5.0 out of 5 stars
A clear and well-written book on a subject often overlooked, 29 Nov. 2000

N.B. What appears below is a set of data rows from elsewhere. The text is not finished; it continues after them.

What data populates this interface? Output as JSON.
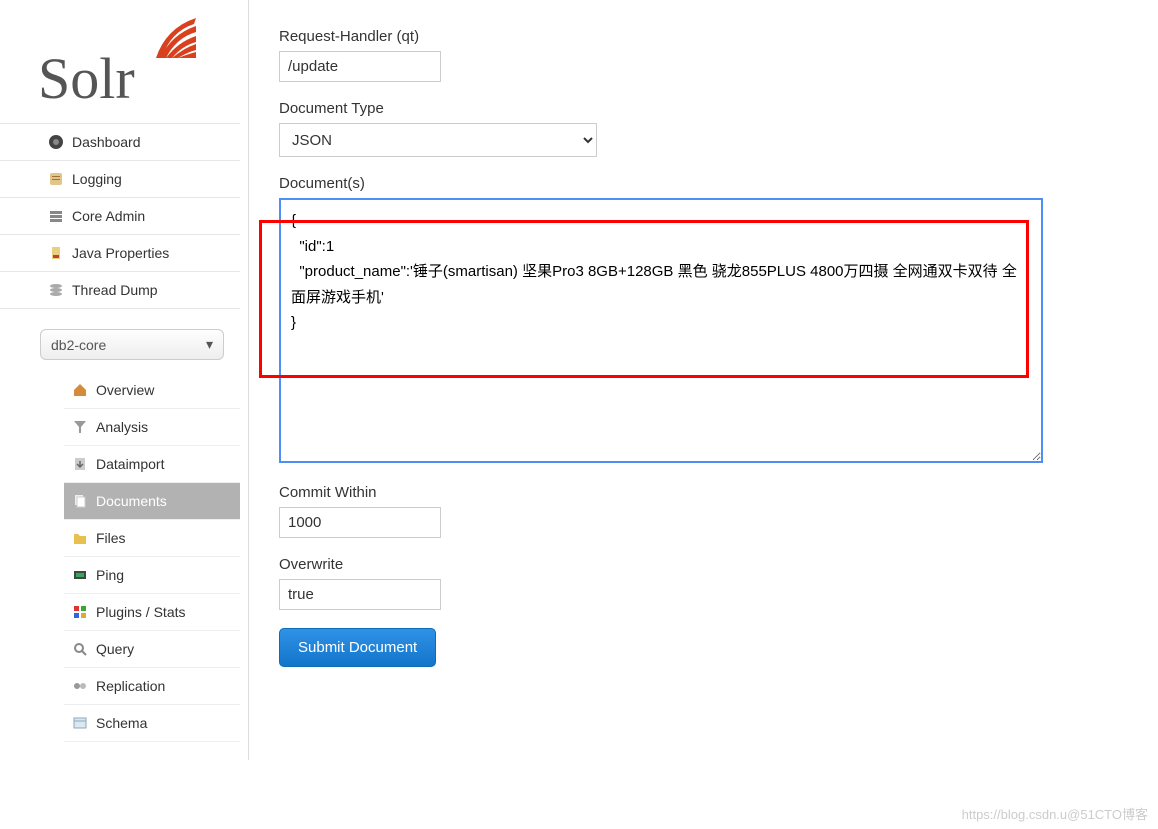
{
  "logo_text": "Solr",
  "nav": [
    {
      "label": "Dashboard",
      "icon": "dashboard"
    },
    {
      "label": "Logging",
      "icon": "logging"
    },
    {
      "label": "Core Admin",
      "icon": "coreadmin"
    },
    {
      "label": "Java Properties",
      "icon": "javaprops"
    },
    {
      "label": "Thread Dump",
      "icon": "threaddump"
    }
  ],
  "core_selector": {
    "selected": "db2-core"
  },
  "subnav": [
    {
      "label": "Overview",
      "icon": "overview",
      "active": false
    },
    {
      "label": "Analysis",
      "icon": "analysis",
      "active": false
    },
    {
      "label": "Dataimport",
      "icon": "dataimport",
      "active": false
    },
    {
      "label": "Documents",
      "icon": "documents",
      "active": true
    },
    {
      "label": "Files",
      "icon": "files",
      "active": false
    },
    {
      "label": "Ping",
      "icon": "ping",
      "active": false
    },
    {
      "label": "Plugins / Stats",
      "icon": "plugins",
      "active": false
    },
    {
      "label": "Query",
      "icon": "query",
      "active": false
    },
    {
      "label": "Replication",
      "icon": "replication",
      "active": false
    },
    {
      "label": "Schema",
      "icon": "schema",
      "active": false
    }
  ],
  "form": {
    "request_handler": {
      "label": "Request-Handler (qt)",
      "value": "/update"
    },
    "document_type": {
      "label": "Document Type",
      "value": "JSON"
    },
    "documents": {
      "label": "Document(s)",
      "value": "{\n  \"id\":1\n  \"product_name\":'锤子(smartisan) 坚果Pro3 8GB+128GB 黑色 骁龙855PLUS 4800万四摄 全网通双卡双待 全面屏游戏手机'\n}"
    },
    "commit_within": {
      "label": "Commit Within",
      "value": "1000"
    },
    "overwrite": {
      "label": "Overwrite",
      "value": "true"
    },
    "submit_label": "Submit Document"
  },
  "watermark": "https://blog.csdn.u@51CTO博客"
}
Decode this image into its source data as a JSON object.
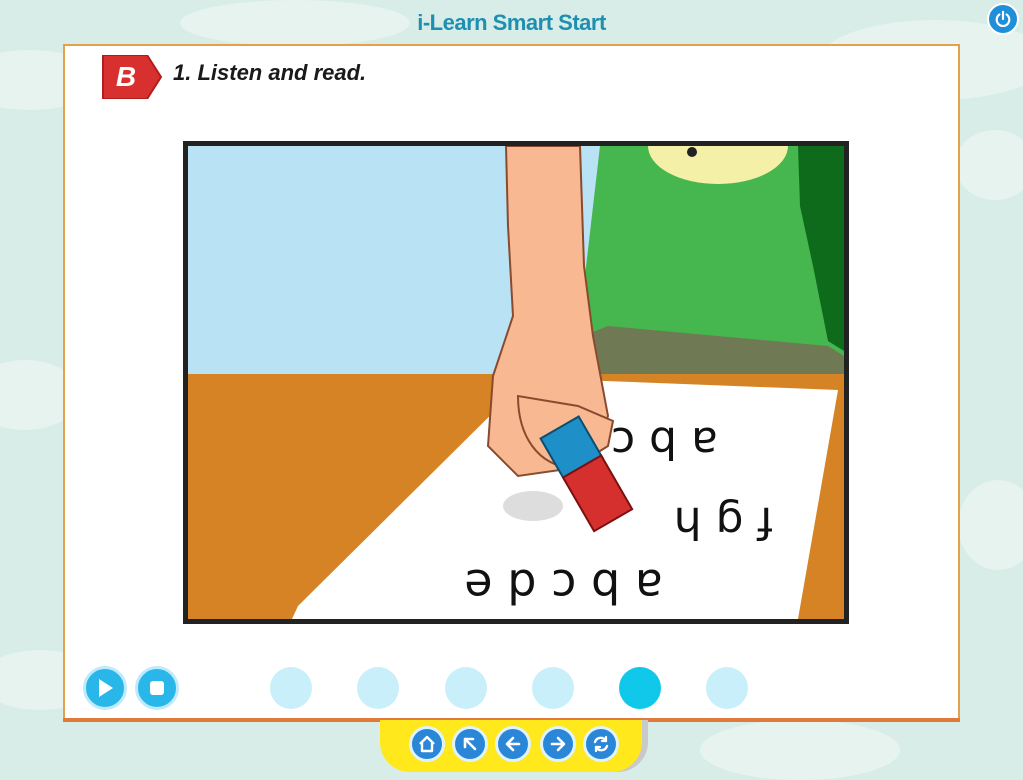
{
  "app": {
    "title": "i-Learn Smart Start"
  },
  "lesson": {
    "section_badge": "B",
    "instruction": "1. Listen and read."
  },
  "scene": {
    "description_icon": "illustration-hand-erasing-letters"
  },
  "controls": {
    "play_icon": "play-icon",
    "stop_icon": "stop-icon",
    "pages_total": 6,
    "active_page": 5
  },
  "nav": {
    "buttons": [
      "home-icon",
      "back-up-icon",
      "previous-icon",
      "next-icon",
      "refresh-icon"
    ]
  },
  "colors": {
    "accent_blue": "#29b7ea",
    "badge_red": "#d8302e",
    "panel_border": "#e6a04a",
    "tray_yellow": "#ffe81c"
  }
}
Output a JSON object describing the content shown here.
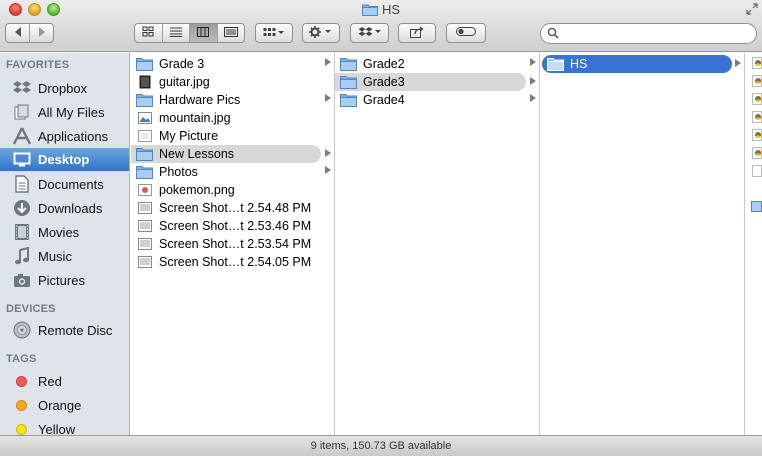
{
  "window": {
    "title": "HS"
  },
  "toolbar": {
    "nav": [
      "chevron-left-icon",
      "chevron-right-icon"
    ],
    "view_modes": [
      "icon-view-icon",
      "list-view-icon",
      "column-view-icon",
      "coverflow-view-icon"
    ],
    "active_view": "column",
    "arrange_icon": "arrange-icon",
    "action_icon": "gear-icon",
    "dropbox_icon": "dropbox-icon",
    "share_icon": "share-icon",
    "tags_icon": "tag-toggle-icon",
    "search": {
      "value": "",
      "placeholder": ""
    }
  },
  "sidebar": {
    "favorites_header": "FAVORITES",
    "favorites": [
      {
        "label": "Dropbox",
        "icon": "dropbox-icon"
      },
      {
        "label": "All My Files",
        "icon": "all-files-icon"
      },
      {
        "label": "Applications",
        "icon": "applications-icon"
      },
      {
        "label": "Desktop",
        "icon": "desktop-icon",
        "selected": true
      },
      {
        "label": "Documents",
        "icon": "documents-icon"
      },
      {
        "label": "Downloads",
        "icon": "downloads-icon"
      },
      {
        "label": "Movies",
        "icon": "movies-icon"
      },
      {
        "label": "Music",
        "icon": "music-icon"
      },
      {
        "label": "Pictures",
        "icon": "pictures-icon"
      }
    ],
    "devices_header": "DEVICES",
    "devices": [
      {
        "label": "Remote Disc",
        "icon": "disc-icon"
      }
    ],
    "tags_header": "TAGS",
    "tags": [
      {
        "label": "Red",
        "color": "#f05a55"
      },
      {
        "label": "Orange",
        "color": "#f5a623"
      },
      {
        "label": "Yellow",
        "color": "#f2e21e"
      }
    ]
  },
  "column1": {
    "items": [
      {
        "name": "Grade 3",
        "icon": "folder-icon",
        "has_children": true
      },
      {
        "name": "guitar.jpg",
        "icon": "image-file-icon"
      },
      {
        "name": "Hardware Pics",
        "icon": "folder-icon",
        "has_children": true
      },
      {
        "name": "mountain.jpg",
        "icon": "image-file-icon"
      },
      {
        "name": "My Picture",
        "icon": "image-file-icon"
      },
      {
        "name": "New Lessons",
        "icon": "folder-icon",
        "has_children": true,
        "highlighted": true
      },
      {
        "name": "Photos",
        "icon": "folder-icon",
        "has_children": true
      },
      {
        "name": "pokemon.png",
        "icon": "image-file-icon"
      },
      {
        "name": "Screen Shot…t 2.54.48 PM",
        "icon": "screenshot-icon"
      },
      {
        "name": "Screen Shot…t 2.53.46 PM",
        "icon": "screenshot-icon"
      },
      {
        "name": "Screen Shot…t 2.53.54 PM",
        "icon": "screenshot-icon"
      },
      {
        "name": "Screen Shot…t 2.54.05 PM",
        "icon": "screenshot-icon"
      }
    ]
  },
  "column2": {
    "items": [
      {
        "name": "Grade2",
        "icon": "folder-icon",
        "has_children": true
      },
      {
        "name": "Grade3",
        "icon": "folder-icon",
        "has_children": true,
        "highlighted": true
      },
      {
        "name": "Grade4",
        "icon": "folder-icon",
        "has_children": true
      }
    ]
  },
  "column3": {
    "items": [
      {
        "name": "HS",
        "icon": "folder-icon",
        "has_children": true,
        "selected": true
      }
    ]
  },
  "status": {
    "text": "9 items, 150.73 GB available"
  }
}
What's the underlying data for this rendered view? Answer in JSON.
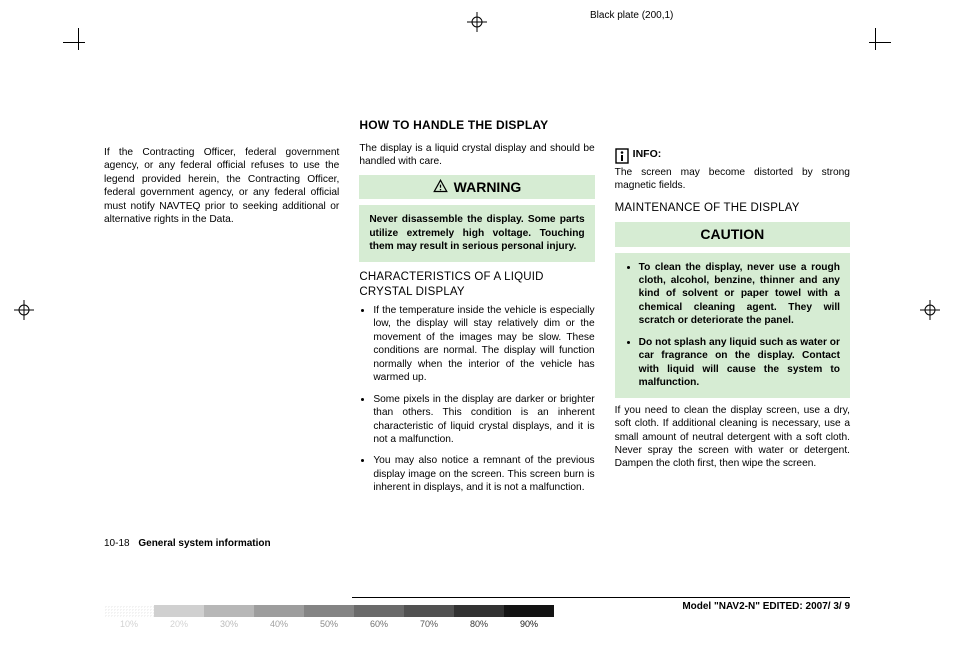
{
  "plate": "Black plate (200,1)",
  "col1": {
    "p1": "If the Contracting Officer, federal government agency, or any federal official refuses to use the legend provided herein, the Contracting Officer, federal government agency, or any federal official must notify NAVTEQ prior to seeking additional or alternative rights in the Data."
  },
  "col2": {
    "h2": "HOW TO HANDLE THE DISPLAY",
    "intro": "The display is a liquid crystal display and should be handled with care.",
    "warn_hd": "WARNING",
    "warn_body": "Never disassemble the display. Some parts utilize extremely high voltage. Touching them may result in serious personal injury.",
    "h3": "CHARACTERISTICS OF A LIQUID CRYSTAL DISPLAY",
    "li1": "If the temperature inside the vehicle is especially low, the display will stay relatively dim or the movement of the images may be slow. These conditions are normal. The display will function normally when the interior of the vehicle has warmed up.",
    "li2": "Some pixels in the display are darker or brighter than others. This condition is an inherent characteristic of liquid crystal displays, and it is not a malfunction.",
    "li3": "You may also notice a remnant of the previous display image on the screen. This screen burn is inherent in displays, and it is not a malfunction."
  },
  "col3": {
    "info_lbl": "INFO:",
    "info_txt": "The screen may become distorted by strong magnetic fields.",
    "h3": "MAINTENANCE OF THE DISPLAY",
    "caut_hd": "CAUTION",
    "c_li1": "To clean the display, never use a rough cloth, alcohol, benzine, thinner and any kind of solvent or paper towel with a chemical cleaning agent. They will scratch or deteriorate the panel.",
    "c_li2": "Do not splash any liquid such as water or car fragrance on the display. Contact with liquid will cause the system to malfunction.",
    "after": "If you need to clean the display screen, use a dry, soft cloth. If additional cleaning is necessary, use a small amount of neutral detergent with a soft cloth. Never spray the screen with water or detergent. Dampen the cloth first, then wipe the screen."
  },
  "footer": {
    "page_no": "10-18",
    "title": "General system information",
    "model": "Model \"NAV2-N\"  EDITED:  2007/ 3/ 9"
  },
  "wedge": [
    "10%",
    "20%",
    "30%",
    "40%",
    "50%",
    "60%",
    "70%",
    "80%",
    "90%"
  ]
}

The rapid and peaceful transformation of Japan after World War Two from a ravaged, war-torn country to a successful, propserous nation whose economy ranks number 2 in the world today is a subject, or more accurately, a phenomenon, that is often overlooked and taken for granted. Yet, this was, at that time, by no means a foregone outcome, and indeed many Japanese feared that their American occupiers would unleash revenge upon them for Japan's wartime atrocities. This in essence is what John Dower's book is about. In clear and easy-to-understand language, refraining from confusing technical and historical jargon, Dower shows how this process was undertaken by the Americans, and essentially how it was viewed and experienced by the Japanese themselves. Ranging from a vivid description of the desperate situation that Japan found herself after the war to the intriguing question of why the Emperor was allowed to keep his place on the throne and the persistant issue of Japan's war-time responsibility, this book guides the reader by the hand through a period in history that was extraordinary and unprecedented. Even if one has little interest or background in Japanese or American history, "Embracing Defeat" is a marvellous book to read as a novel, testimony to the fact that it won the 2000 Pulitzer Prize in non-fiction writing.